Data for this exercise:

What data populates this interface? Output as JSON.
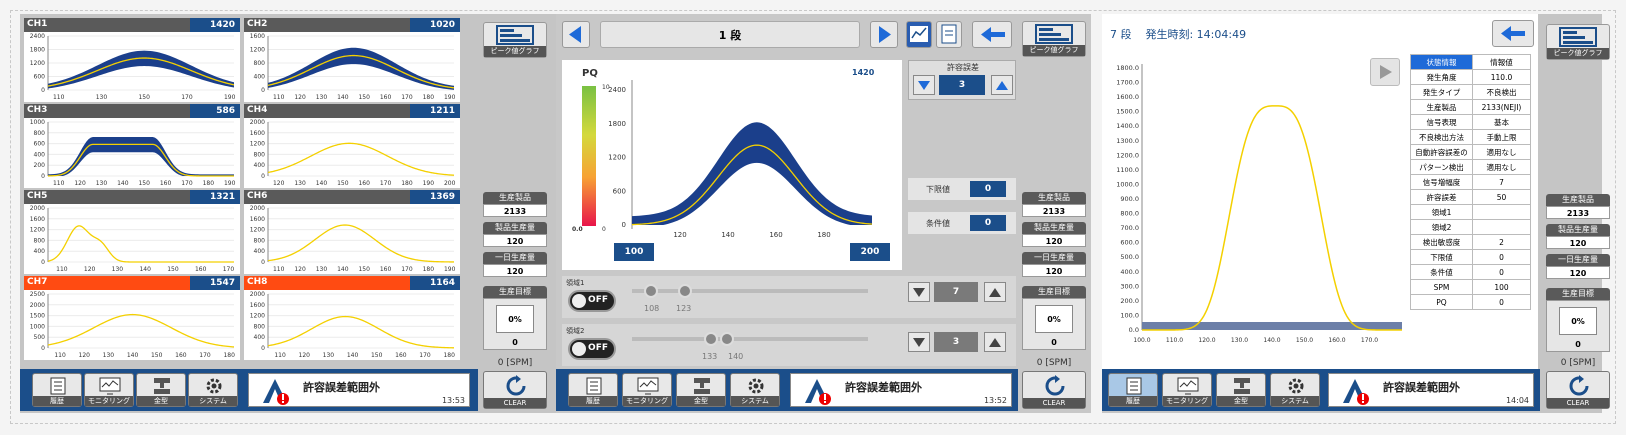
{
  "colors": {
    "nav_blue": "#1b4e8a",
    "alarm_red": "#ff4b12",
    "curve_yellow": "#f4d000",
    "band_blue": "#1b3f8b"
  },
  "panel1": {
    "charts": [
      {
        "label": "CH1",
        "value": "1420",
        "alert": false,
        "kind": "band",
        "yticks": [
          "2400",
          "1800",
          "1200",
          "600",
          "0"
        ],
        "xticks": [
          "110",
          "130",
          "150",
          "170",
          "190"
        ],
        "ymax": 2400,
        "peak": 1420,
        "center": 150,
        "width": 22
      },
      {
        "label": "CH2",
        "value": "1020",
        "alert": false,
        "kind": "band",
        "yticks": [
          "1600",
          "1200",
          "800",
          "400",
          "0"
        ],
        "xticks": [
          "110",
          "120",
          "130",
          "140",
          "150",
          "160",
          "170",
          "180",
          "190"
        ],
        "ymax": 1600,
        "peak": 1020,
        "center": 145,
        "width": 20
      },
      {
        "label": "CH3",
        "value": "586",
        "alert": false,
        "kind": "band-flat",
        "yticks": [
          "1000",
          "800",
          "600",
          "400",
          "200",
          "0"
        ],
        "xticks": [
          "110",
          "120",
          "130",
          "140",
          "150",
          "160",
          "170",
          "180",
          "190"
        ],
        "ymax": 1000,
        "peak": 586,
        "center": 140,
        "width": 14
      },
      {
        "label": "CH4",
        "value": "1211",
        "alert": false,
        "kind": "line",
        "yticks": [
          "2000",
          "1600",
          "1200",
          "800",
          "400",
          "0"
        ],
        "xticks": [
          "120",
          "130",
          "140",
          "150",
          "160",
          "170",
          "180",
          "190",
          "200"
        ],
        "ymax": 2000,
        "peak": 1211,
        "center": 153,
        "width": 18
      },
      {
        "label": "CH5",
        "value": "1321",
        "alert": false,
        "kind": "double",
        "yticks": [
          "2000",
          "1600",
          "1200",
          "800",
          "400",
          "0"
        ],
        "xticks": [
          "110",
          "120",
          "130",
          "140",
          "150",
          "160",
          "170"
        ],
        "ymax": 2000,
        "peak": 1321,
        "center": 116,
        "width": 4
      },
      {
        "label": "CH6",
        "value": "1369",
        "alert": false,
        "kind": "line",
        "yticks": [
          "2000",
          "1600",
          "1200",
          "800",
          "400",
          "0"
        ],
        "xticks": [
          "110",
          "120",
          "130",
          "140",
          "150",
          "160",
          "170",
          "180",
          "190"
        ],
        "ymax": 2000,
        "peak": 1369,
        "center": 141,
        "width": 14
      },
      {
        "label": "CH7",
        "value": "1547",
        "alert": true,
        "kind": "line",
        "yticks": [
          "2500",
          "2000",
          "1500",
          "1000",
          "500",
          "0"
        ],
        "xticks": [
          "110",
          "120",
          "130",
          "140",
          "150",
          "160",
          "170",
          "180"
        ],
        "ymax": 2500,
        "peak": 1547,
        "center": 140,
        "width": 16
      },
      {
        "label": "CH8",
        "value": "1164",
        "alert": true,
        "kind": "line",
        "yticks": [
          "2000",
          "1600",
          "1200",
          "800",
          "400",
          "0"
        ],
        "xticks": [
          "110",
          "120",
          "130",
          "140",
          "150",
          "160",
          "170",
          "180"
        ],
        "ymax": 2000,
        "peak": 1164,
        "center": 137,
        "width": 14
      }
    ],
    "peak_graph_label": "ピーク値グラフ",
    "stats": [
      {
        "title": "生産製品",
        "value": "2133"
      },
      {
        "title": "製品生産量",
        "value": "120"
      },
      {
        "title": "一日生産量",
        "value": "120"
      }
    ],
    "goal": {
      "title": "生産目標",
      "pct": "0%",
      "count": "0"
    },
    "spm": "0 [SPM]",
    "nav": [
      "履歴",
      "モニタリング",
      "金型",
      "システム"
    ],
    "alarm": {
      "message": "許容誤差範囲外",
      "time": "13:53"
    },
    "clear": "CLEAR"
  },
  "panel2": {
    "stage": "1 段",
    "pq_label": "PQ",
    "pq_scale_top": "10",
    "pq_scale_bottom": "0.0",
    "pq_scale_zero": "0",
    "chart_peak": "1420",
    "chart_yticks": [
      "2400",
      "1800",
      "1200",
      "600",
      "0"
    ],
    "chart_xticks": [
      "120",
      "140",
      "160",
      "180"
    ],
    "range_left": "100",
    "range_right": "200",
    "tolerance": {
      "title": "許容誤差",
      "value": "3"
    },
    "lower_limit": {
      "title": "下限値",
      "value": "0"
    },
    "condition": {
      "title": "条件値",
      "value": "0"
    },
    "region1": {
      "title": "領域1",
      "toggle": "OFF",
      "from": "108",
      "to": "123",
      "step": "7"
    },
    "region2": {
      "title": "領域2",
      "toggle": "OFF",
      "from": "133",
      "to": "140",
      "step": "3"
    },
    "peak_graph_label": "ピーク値グラフ",
    "stats": [
      {
        "title": "生産製品",
        "value": "2133"
      },
      {
        "title": "製品生産量",
        "value": "120"
      },
      {
        "title": "一日生産量",
        "value": "120"
      }
    ],
    "goal": {
      "title": "生産目標",
      "pct": "0%",
      "count": "0"
    },
    "spm": "0 [SPM]",
    "nav": [
      "履歴",
      "モニタリング",
      "金型",
      "システム"
    ],
    "alarm": {
      "message": "許容誤差範囲外",
      "time": "13:52"
    },
    "clear": "CLEAR"
  },
  "panel3": {
    "header": "7 段    発生時刻: 14:04:49",
    "chart_yticks": [
      "1800.0",
      "1700.0",
      "1600.0",
      "1500.0",
      "1400.0",
      "1300.0",
      "1200.0",
      "1100.0",
      "1000.0",
      "900.0",
      "800.0",
      "700.0",
      "600.0",
      "500.0",
      "400.0",
      "300.0",
      "200.0",
      "100.0",
      "0.0"
    ],
    "chart_xticks": [
      "100.0",
      "110.0",
      "120.0",
      "130.0",
      "140.0",
      "150.0",
      "160.0",
      "170.0"
    ],
    "info_header": {
      "key": "状態情報",
      "value": "情報値"
    },
    "info": [
      {
        "k": "発生角度",
        "v": "110.0"
      },
      {
        "k": "発生タイプ",
        "v": "不良検出"
      },
      {
        "k": "生産製品",
        "v": "2133(NEJI)"
      },
      {
        "k": "信号表現",
        "v": "基本"
      },
      {
        "k": "不良検出方法",
        "v": "手動上限"
      },
      {
        "k": "自動許容誤差の",
        "v": "適用なし"
      },
      {
        "k": "パターン検出",
        "v": "適用なし"
      },
      {
        "k": "信号増幅度",
        "v": "7"
      },
      {
        "k": "許容誤差",
        "v": "50"
      },
      {
        "k": "領域1",
        "v": ""
      },
      {
        "k": "領域2",
        "v": ""
      },
      {
        "k": "検出敏感度",
        "v": "2"
      },
      {
        "k": "下限値",
        "v": "0"
      },
      {
        "k": "条件値",
        "v": "0"
      },
      {
        "k": "SPM",
        "v": "100"
      },
      {
        "k": "PQ",
        "v": "0"
      }
    ],
    "peak_graph_label": "ピーク値グラフ",
    "stats": [
      {
        "title": "生産製品",
        "value": "2133"
      },
      {
        "title": "製品生産量",
        "value": "120"
      },
      {
        "title": "一日生産量",
        "value": "120"
      }
    ],
    "goal": {
      "title": "生産目標",
      "pct": "0%",
      "count": "0"
    },
    "spm": "0 [SPM]",
    "nav": [
      "履歴",
      "モニタリング",
      "金型",
      "システム"
    ],
    "alarm": {
      "message": "許容誤差範囲外",
      "time": "14:04"
    },
    "clear": "CLEAR"
  }
}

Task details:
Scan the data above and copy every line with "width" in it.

Response area:
        "width": 22
        "width": 20
        "width": 14
        "width": 18
        "width": 4
        "width": 14
        "width": 16
        "width": 14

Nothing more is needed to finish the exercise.